Which is better? When do the advantages of outsourcing outweigh those of co-sourcing? What can businesses do to ensure that pension plan administration is accurate, efficient, and cost-effective? In this article, Milliman’s Julie Sinke explores these questions.

July’s corporate pension funding ratio reaches 93.4%, highest in a decade

Milliman today released the results of its latest Pension Funding Index (PFI), which analyzes the 100 largest U.S. corporate pension plans. In July, these pensions experienced a $12 billion increase in funded status due to robust investment returns of 1.15% for the month. Assets increased by $13 billion in July, with the PFI deficit falling from $120 billion to $108 billion, while pension liabilities increased by $1 billion due to a slight dip in the benchmark corporate bond interest rates used to value pension liabilities. The funded ratio climbed from 92.7% at the end of June to 93.4% as of July 31, the highest it’s been in a decade.

Corporate pension funding ratios are back at percentages we saw before the global financial crisis, though 10 years ago discount rates were almost double what they are today. In fact, July’s strong investment returns would have had an even more pronounced impact on these plans, except for the fact that a majority of the Milliman 100 companies have heavy fixed income concentrations.

Looking forward, under an optimistic forecast with rising interest rates (reaching 4.36% by the end of 2018 and 4.96% by the end of 2019) and asset gains (10.8% annual returns), the funded ratio would climb to 99% by the end of 2018 and 115% by the end of 2019. Under a pessimistic forecast (3.86% discount rate at the end of 2018 and 3.26% by the end of 2019 and 2.8% annual returns), the funded ratio would decline to 91% by the end of 2018 and 84% by the end of 2019.

To view the complete Pension Funding Index, click here. To receive regular updates of Milliman’s pension funding analysis, contact us here.

Lackluster asset performance in Q2 drops public pension funding by $23 billion

Milliman has released the 2018 second quarter (Q2) results of its Public Pension Funding Index (PPFI), which consists of the nation’s 100 largest public defined benefit pension plans. In Q2, these plans experienced a $23 billion loss in funding, largely due to a lackluster asset performance of 0.70% in aggregate. The plans earned approximately $45 billion for the quarter, below assumed investment returns reflected in liability calculations. This shortfall is exacerbated by $28 billion flowing out of the plans, as benefits paid out exceeded contributions coming in from employers and plan members. The PPFI funding ratio dipped slightly from 71.4% in Q1 2018 to 71.2% in Q2.

Without the strong investment performance we saw in 2017, it’s difficult for these public pension plans to gain ground. If a plan’s benefits paid out exceed contributions coming in, reliance on the market is even more crucial to buttress funding.
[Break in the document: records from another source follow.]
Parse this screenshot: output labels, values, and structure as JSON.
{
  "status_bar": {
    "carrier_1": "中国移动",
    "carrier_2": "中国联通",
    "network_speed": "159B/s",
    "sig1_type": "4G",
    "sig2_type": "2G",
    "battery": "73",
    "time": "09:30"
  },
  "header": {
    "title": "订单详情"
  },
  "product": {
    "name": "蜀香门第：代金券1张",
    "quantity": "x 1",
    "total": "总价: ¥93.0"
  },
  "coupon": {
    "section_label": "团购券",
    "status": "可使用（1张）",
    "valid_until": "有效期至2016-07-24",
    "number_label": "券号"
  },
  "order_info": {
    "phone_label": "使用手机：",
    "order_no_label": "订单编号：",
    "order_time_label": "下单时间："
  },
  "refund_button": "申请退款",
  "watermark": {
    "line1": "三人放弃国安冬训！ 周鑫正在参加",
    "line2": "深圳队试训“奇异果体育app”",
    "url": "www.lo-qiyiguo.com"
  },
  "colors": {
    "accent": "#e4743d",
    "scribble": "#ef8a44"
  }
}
As of June 30, 2018, the PPFI deficit stands at $1.448 trillion, the largest since the index began in September 2016. The total pension liability (TPL) topped the $5 trillion mark for the first time in Q2, at an estimated $5.025 trillion at the end of the quarter, up from $4.985 trillion at the end of Q1. Funded ratios did not move much this quarter, with one more plan dropping below the 90% funded mark; there are now just 14 plans above this mark, 26 plans whose funded ratios fall below 60%, and 11 plans remain below 40% funded.

To view the Milliman 100 Public Pension Funding Index, click here.
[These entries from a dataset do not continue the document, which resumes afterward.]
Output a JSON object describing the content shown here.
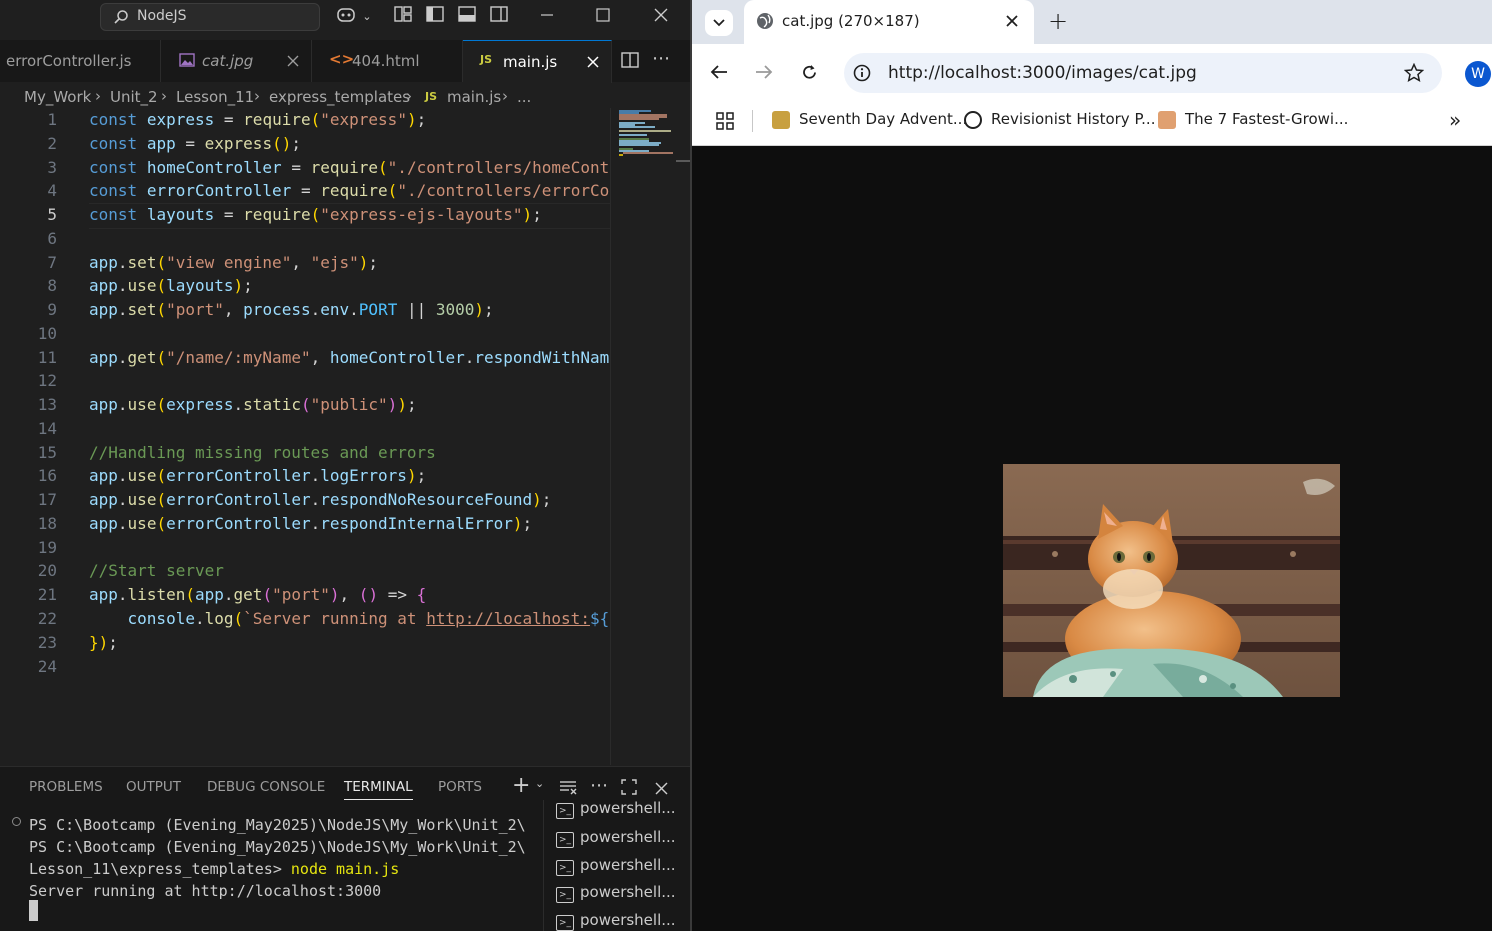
{
  "vscode": {
    "search_label": "NodeJS",
    "tabs": [
      {
        "label": "errorController.js",
        "icon": "js-icon"
      },
      {
        "label": "cat.jpg",
        "icon": "image-icon"
      },
      {
        "label": "404.html",
        "icon": "html-icon"
      },
      {
        "label": "main.js",
        "icon": "js-icon",
        "active": true
      }
    ],
    "tab_js_badge": "JS",
    "breadcrumb": [
      "My_Work",
      "Unit_2",
      "Lesson_11",
      "express_templates",
      "main.js",
      "..."
    ],
    "line_numbers": [
      "1",
      "2",
      "3",
      "4",
      "5",
      "6",
      "7",
      "8",
      "9",
      "10",
      "11",
      "12",
      "13",
      "14",
      "15",
      "16",
      "17",
      "18",
      "19",
      "20",
      "21",
      "22",
      "23",
      "24"
    ],
    "code_lines": [
      "const express = require(\"express\");",
      "const app = express();",
      "const homeController = require(\"./controllers/homeCont",
      "const errorController = require(\"./controllers/errorCo",
      "const layouts = require(\"express-ejs-layouts\");",
      "",
      "app.set(\"view engine\", \"ejs\");",
      "app.use(layouts);",
      "app.set(\"port\", process.env.PORT || 3000);",
      "",
      "app.get(\"/name/:myName\", homeController.respondWithNam",
      "",
      "app.use(express.static(\"public\"));",
      "",
      "//Handling missing routes and errors",
      "app.use(errorController.logErrors);",
      "app.use(errorController.respondNoResourceFound);",
      "app.use(errorController.respondInternalError);",
      "",
      "//Start server",
      "app.listen(app.get(\"port\"), () => {",
      "    console.log(`Server running at http://localhost:${",
      "});",
      ""
    ],
    "panel_tabs": [
      "PROBLEMS",
      "OUTPUT",
      "DEBUG CONSOLE",
      "TERMINAL",
      "PORTS"
    ],
    "active_panel_tab": "TERMINAL",
    "terminal_lines": [
      "PS C:\\Bootcamp (Evening_May2025)\\NodeJS\\My_Work\\Unit_2\\",
      "PS C:\\Bootcamp (Evening_May2025)\\NodeJS\\My_Work\\Unit_2\\",
      "Lesson_11\\express_templates> node main.js",
      "Server running at http://localhost:3000"
    ],
    "terminal_instances": [
      "powershell...",
      "powershell...",
      "powershell...",
      "powershell...",
      "powershell..."
    ]
  },
  "chrome": {
    "tab_title": "cat.jpg (270×187)",
    "url": "http://localhost:3000/images/cat.jpg",
    "profile_initial": "W",
    "bookmarks": [
      {
        "label": "Seventh Day Advent...",
        "color": "#c8a040"
      },
      {
        "label": "Revisionist History P...",
        "color": "#222222"
      },
      {
        "label": "The 7 Fastest-Growi...",
        "color": "#e0a070"
      }
    ],
    "image_alt": "cat"
  },
  "colors": {
    "accent": "#0078d4",
    "profile_bg": "#0b57d0"
  }
}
To receive regular updates of Milliman’s pension funding analysis, contact us here.

Designing a pension plan de-risking strategy

Milliman consultants helped one client prepare a strategic and practical strategy to de-risk its defined benefit (DB) pension plan. The consultants began discussions by explaining how the path to de-risking included a wide spectrum of options ranging from risk retention via modified plan design to third-party risk transfer. The advantages and disadvantages including costs associated with several de-risking options were also discussed. The client’s decision would depend on its risk tolerance and willingness to incur additional short-term costs. Milliman’s Zorast Wadia explains how the firm helped the client meet its overall business objective in his case study “De-risking: Options available to reduce your pension plan footprint.”